After a difficult decade or so, stability is returning to Zimbabwe and pioneering tourists are gradually trickling back into the country. They are richly rewarded for their endeavours: with its abundance of natural wonders, welcoming locals, fascinating heritage and good climate, Zimbabwe is one of the most remarkable countries in Africa.
The jewel in its glistening crown is Victoria Falls. Straddling the border between Zimbabwe and neighbouring Zambia, this waterfall is officially the largest on the planet and hearing the roar of all that cascading water makes for an unforgettable experience.
As well as awe-inspiring natural spectacles, Zimbabwe offers some of the best wildlife in southern Africa. From the forested mountains of the Eastern Highlands to the sun-washed grasslands of Hwange National Park, the country is teeming with flora and fauna, including the Big 5 (elephant, rhino, leopard, buffalo and lion).
Roughly 11% of Zimbabwe's land has been set aside for parks and wildlife estates, but it can do big cities too. The two most populous are Harare and Bulawayo, which serve up an impressive selection of cultural attractions, hip bars and fine dining restaurants. Between these two urban hubs lie the astonishing late Iron Age stone ruins at Great Zimbabwe, which shoot down theories that sub-Saharan Africa had no great civilizations.
It’s not all smooth sailing, though. Whilst Zimbabwe’s fragile economy is slowly improving, there is still widespread poverty and the government lacks the resources to deal with the ravages of the HIV pandemic, which affects an estimated one in four people here.

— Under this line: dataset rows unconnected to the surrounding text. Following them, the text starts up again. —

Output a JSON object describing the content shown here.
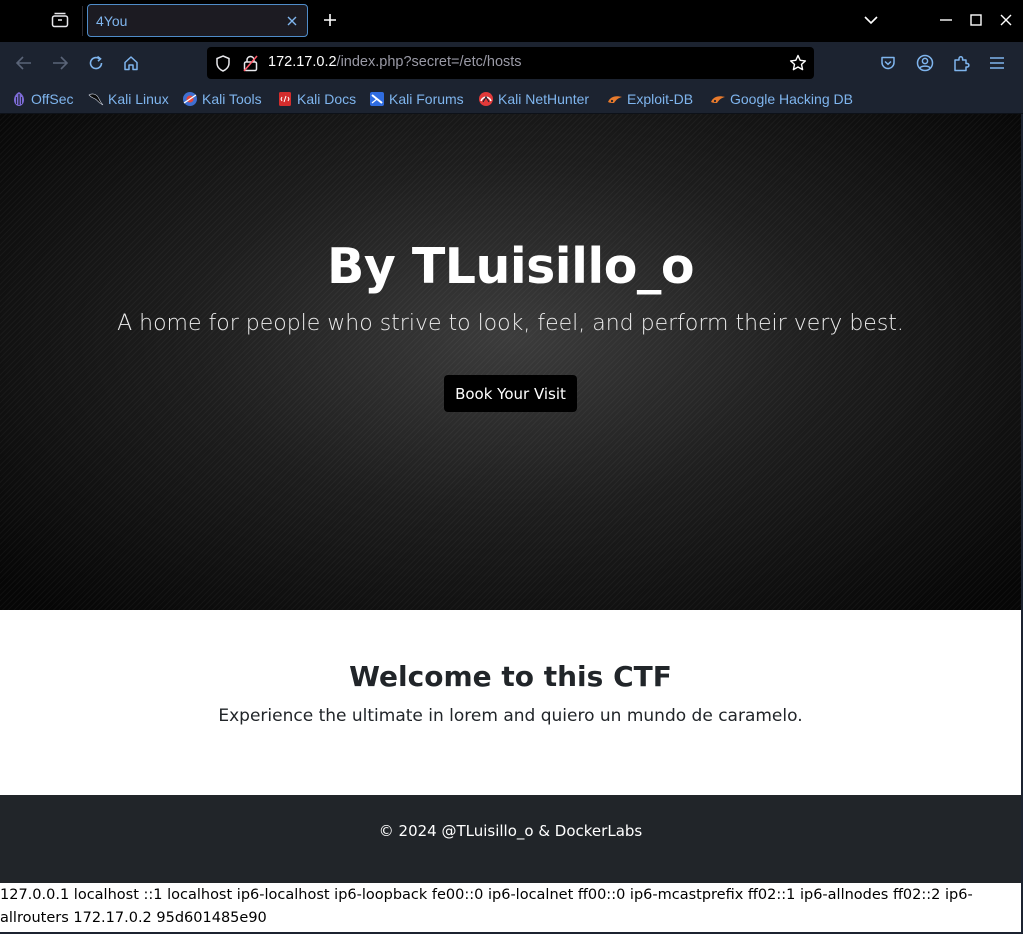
{
  "browser": {
    "tab_title": "4You",
    "url_host": "172.17.0.2",
    "url_path": "/index.php?secret=/etc/hosts",
    "accent": "#7fb5ee"
  },
  "bookmarks": [
    {
      "label": "OffSec",
      "icon": "offsec-icon"
    },
    {
      "label": "Kali Linux",
      "icon": "kali-dragon-icon"
    },
    {
      "label": "Kali Tools",
      "icon": "kali-tools-icon"
    },
    {
      "label": "Kali Docs",
      "icon": "kali-docs-icon"
    },
    {
      "label": "Kali Forums",
      "icon": "kali-forums-icon"
    },
    {
      "label": "Kali NetHunter",
      "icon": "nethunter-icon"
    },
    {
      "label": "Exploit-DB",
      "icon": "exploit-db-icon"
    },
    {
      "label": "Google Hacking DB",
      "icon": "ghdb-icon"
    }
  ],
  "hero": {
    "title": "By TLuisillo_o",
    "subtitle": "A home for people who strive to look, feel, and perform their very best.",
    "button_label": "Book Your Visit"
  },
  "welcome": {
    "heading": "Welcome to this CTF",
    "text": "Experience the ultimate in lorem and quiero un mundo de caramelo."
  },
  "footer": {
    "text": "© 2024 @TLuisillo_o & DockerLabs"
  },
  "hosts_output": "127.0.0.1 localhost ::1 localhost ip6-localhost ip6-loopback fe00::0 ip6-localnet ff00::0 ip6-mcastprefix ff02::1 ip6-allnodes ff02::2 ip6-allrouters 172.17.0.2 95d601485e90"
}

Corruption is rife too, and roadblocks manned by officials looking for any excuse to fleece you can hinder cross-country travel.
But for the most part, Zimbabwe remains a peaceful place full of peaceful people, who desperately need tourism to help build a better future for this incredible corner of Africa